[Opening THE RECORDS section]

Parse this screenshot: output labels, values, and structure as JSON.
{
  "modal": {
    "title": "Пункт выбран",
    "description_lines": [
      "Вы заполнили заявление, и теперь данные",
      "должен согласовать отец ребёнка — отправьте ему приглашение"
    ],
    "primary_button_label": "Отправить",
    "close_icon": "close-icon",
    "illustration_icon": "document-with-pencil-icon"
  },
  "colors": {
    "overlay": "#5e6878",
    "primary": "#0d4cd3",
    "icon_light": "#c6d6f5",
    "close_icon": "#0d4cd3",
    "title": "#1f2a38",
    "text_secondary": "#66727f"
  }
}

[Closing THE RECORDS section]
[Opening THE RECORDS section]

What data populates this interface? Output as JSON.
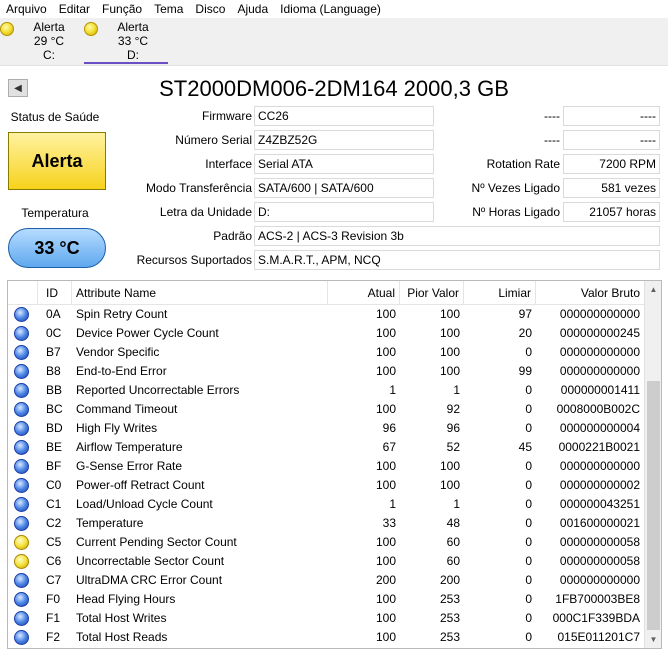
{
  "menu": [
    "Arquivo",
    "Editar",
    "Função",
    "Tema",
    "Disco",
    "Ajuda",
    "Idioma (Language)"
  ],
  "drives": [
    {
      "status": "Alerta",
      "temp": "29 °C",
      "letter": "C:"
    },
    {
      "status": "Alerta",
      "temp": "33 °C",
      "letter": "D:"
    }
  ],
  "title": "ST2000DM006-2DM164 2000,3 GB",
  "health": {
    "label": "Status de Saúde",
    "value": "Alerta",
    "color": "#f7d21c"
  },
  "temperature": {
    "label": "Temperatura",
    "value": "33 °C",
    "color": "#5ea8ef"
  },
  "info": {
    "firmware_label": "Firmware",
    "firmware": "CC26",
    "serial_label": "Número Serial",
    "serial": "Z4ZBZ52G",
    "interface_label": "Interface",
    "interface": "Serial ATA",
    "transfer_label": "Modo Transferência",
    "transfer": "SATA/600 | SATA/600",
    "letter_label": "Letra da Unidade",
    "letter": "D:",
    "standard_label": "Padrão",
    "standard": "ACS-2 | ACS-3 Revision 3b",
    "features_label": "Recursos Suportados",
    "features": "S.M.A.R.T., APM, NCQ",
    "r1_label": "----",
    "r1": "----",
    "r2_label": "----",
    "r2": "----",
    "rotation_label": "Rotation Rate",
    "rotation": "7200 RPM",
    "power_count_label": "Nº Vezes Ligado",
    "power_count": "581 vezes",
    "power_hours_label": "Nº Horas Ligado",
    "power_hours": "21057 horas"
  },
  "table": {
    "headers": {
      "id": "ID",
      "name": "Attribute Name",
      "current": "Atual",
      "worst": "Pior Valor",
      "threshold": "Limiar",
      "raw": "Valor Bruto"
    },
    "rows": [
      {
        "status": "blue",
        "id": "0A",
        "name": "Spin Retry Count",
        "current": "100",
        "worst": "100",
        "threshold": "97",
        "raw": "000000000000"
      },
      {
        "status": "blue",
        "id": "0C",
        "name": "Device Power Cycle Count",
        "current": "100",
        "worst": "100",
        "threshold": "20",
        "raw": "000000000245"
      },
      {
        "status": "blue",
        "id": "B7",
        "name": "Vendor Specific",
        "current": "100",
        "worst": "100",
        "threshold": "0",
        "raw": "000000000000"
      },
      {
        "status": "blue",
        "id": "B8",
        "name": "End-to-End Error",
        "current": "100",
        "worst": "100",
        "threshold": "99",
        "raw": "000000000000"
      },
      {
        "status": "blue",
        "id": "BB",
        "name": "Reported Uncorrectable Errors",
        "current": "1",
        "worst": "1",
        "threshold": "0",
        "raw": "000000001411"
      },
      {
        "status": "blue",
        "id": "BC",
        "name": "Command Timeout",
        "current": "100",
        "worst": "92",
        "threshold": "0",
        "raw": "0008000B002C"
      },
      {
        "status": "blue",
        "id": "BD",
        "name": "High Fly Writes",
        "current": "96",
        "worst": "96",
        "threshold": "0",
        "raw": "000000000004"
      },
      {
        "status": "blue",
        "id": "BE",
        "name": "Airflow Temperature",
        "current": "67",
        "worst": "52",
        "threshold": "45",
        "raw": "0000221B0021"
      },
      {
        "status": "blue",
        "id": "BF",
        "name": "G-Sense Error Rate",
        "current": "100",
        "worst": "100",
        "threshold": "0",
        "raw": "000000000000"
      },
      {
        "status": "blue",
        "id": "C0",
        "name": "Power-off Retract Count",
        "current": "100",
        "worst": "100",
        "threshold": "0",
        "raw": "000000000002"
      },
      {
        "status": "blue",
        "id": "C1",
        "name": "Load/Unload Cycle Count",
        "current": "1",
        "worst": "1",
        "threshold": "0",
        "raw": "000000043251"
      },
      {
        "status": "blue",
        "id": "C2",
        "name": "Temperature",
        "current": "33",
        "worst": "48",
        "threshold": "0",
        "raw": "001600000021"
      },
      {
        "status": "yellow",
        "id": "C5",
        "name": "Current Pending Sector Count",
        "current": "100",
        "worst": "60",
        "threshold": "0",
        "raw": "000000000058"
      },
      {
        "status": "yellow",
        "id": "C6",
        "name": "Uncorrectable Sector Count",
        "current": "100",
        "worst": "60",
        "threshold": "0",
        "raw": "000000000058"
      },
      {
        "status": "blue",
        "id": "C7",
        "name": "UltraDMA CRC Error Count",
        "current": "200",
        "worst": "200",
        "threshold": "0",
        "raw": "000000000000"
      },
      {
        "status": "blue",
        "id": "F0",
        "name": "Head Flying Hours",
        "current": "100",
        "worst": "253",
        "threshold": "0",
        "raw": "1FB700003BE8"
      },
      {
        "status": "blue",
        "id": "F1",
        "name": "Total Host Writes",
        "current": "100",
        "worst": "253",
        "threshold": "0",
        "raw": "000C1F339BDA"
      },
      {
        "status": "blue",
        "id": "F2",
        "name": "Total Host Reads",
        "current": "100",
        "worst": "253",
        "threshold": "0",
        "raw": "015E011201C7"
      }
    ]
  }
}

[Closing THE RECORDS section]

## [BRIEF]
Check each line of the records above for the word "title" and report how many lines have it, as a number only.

## [WRITTEN RESPONSE]
3